Let me come back to what I was saying earlier: we must entirely abandon the idea of entrusting the private sector with developing housing for families in core housing need. It's not true that the private sector will be able to develop the housing for them. It is impossible for them to pay for that kind of housing when their annual income is between $17,000 and $20,000. We have no choice but to look at non-profit housing and subsidized housing. In order to prevent this from being a complete waste of time or an unsustainable measure, it is important to have social housing that is not sold, but that is protected and properly maintained for future generations.

4:35 p.m.

Liberal

The Chair Liberal Sean Casey

You have one minute left, Ms. Chabot.

4:35 p.m.

Bloc

Louise Chabot Bloc Thérèse-De Blainville, QC

Thank you, Mr. Chair.

Mrs. Corriveau, given what we currently know and the solutions you are proposing, what concerns or apprehensions would you have about a second wave that remains possible but that we do not want? What do we have to do in order to prepare for that situation?

4:35 p.m.

Coordinator, Front d'action populaire en réaménagement urbain

Marie-José Corriveau

Let me quickly summarize what I have already told you.

Of course, we need to make sure that the poor have the income they need for adequate housing, because that is one of the conditions for staying healthy. We have to start working right now on social housing, whether it already exists or is being developed, and take the steps needed to fund it. While the government has printed a lot of money in recent months, money still does not grow on trees. So we are going to have to turn to more fortunate individuals and companies who can fund this effort, with a view to genuinely sharing wealth in Canada. That is quite the challenge.

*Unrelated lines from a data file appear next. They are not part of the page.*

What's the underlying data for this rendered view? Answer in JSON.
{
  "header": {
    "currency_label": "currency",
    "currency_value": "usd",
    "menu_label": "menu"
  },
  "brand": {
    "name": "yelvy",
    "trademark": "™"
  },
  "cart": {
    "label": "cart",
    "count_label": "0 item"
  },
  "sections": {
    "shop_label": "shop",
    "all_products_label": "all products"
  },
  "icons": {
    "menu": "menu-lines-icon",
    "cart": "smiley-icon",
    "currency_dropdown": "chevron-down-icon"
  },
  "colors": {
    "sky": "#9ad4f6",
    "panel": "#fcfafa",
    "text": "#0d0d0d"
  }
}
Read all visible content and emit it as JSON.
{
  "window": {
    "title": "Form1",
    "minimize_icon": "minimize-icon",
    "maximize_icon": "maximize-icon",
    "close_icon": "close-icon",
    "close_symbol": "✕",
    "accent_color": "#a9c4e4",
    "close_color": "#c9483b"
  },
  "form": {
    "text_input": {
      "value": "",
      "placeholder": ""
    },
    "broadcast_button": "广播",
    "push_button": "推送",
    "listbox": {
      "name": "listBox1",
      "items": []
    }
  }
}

4:35 p.m.

Bloc

Louise Chabot Bloc Thérèse-De Blainville, QC

Thank you, Mrs. Corriveau.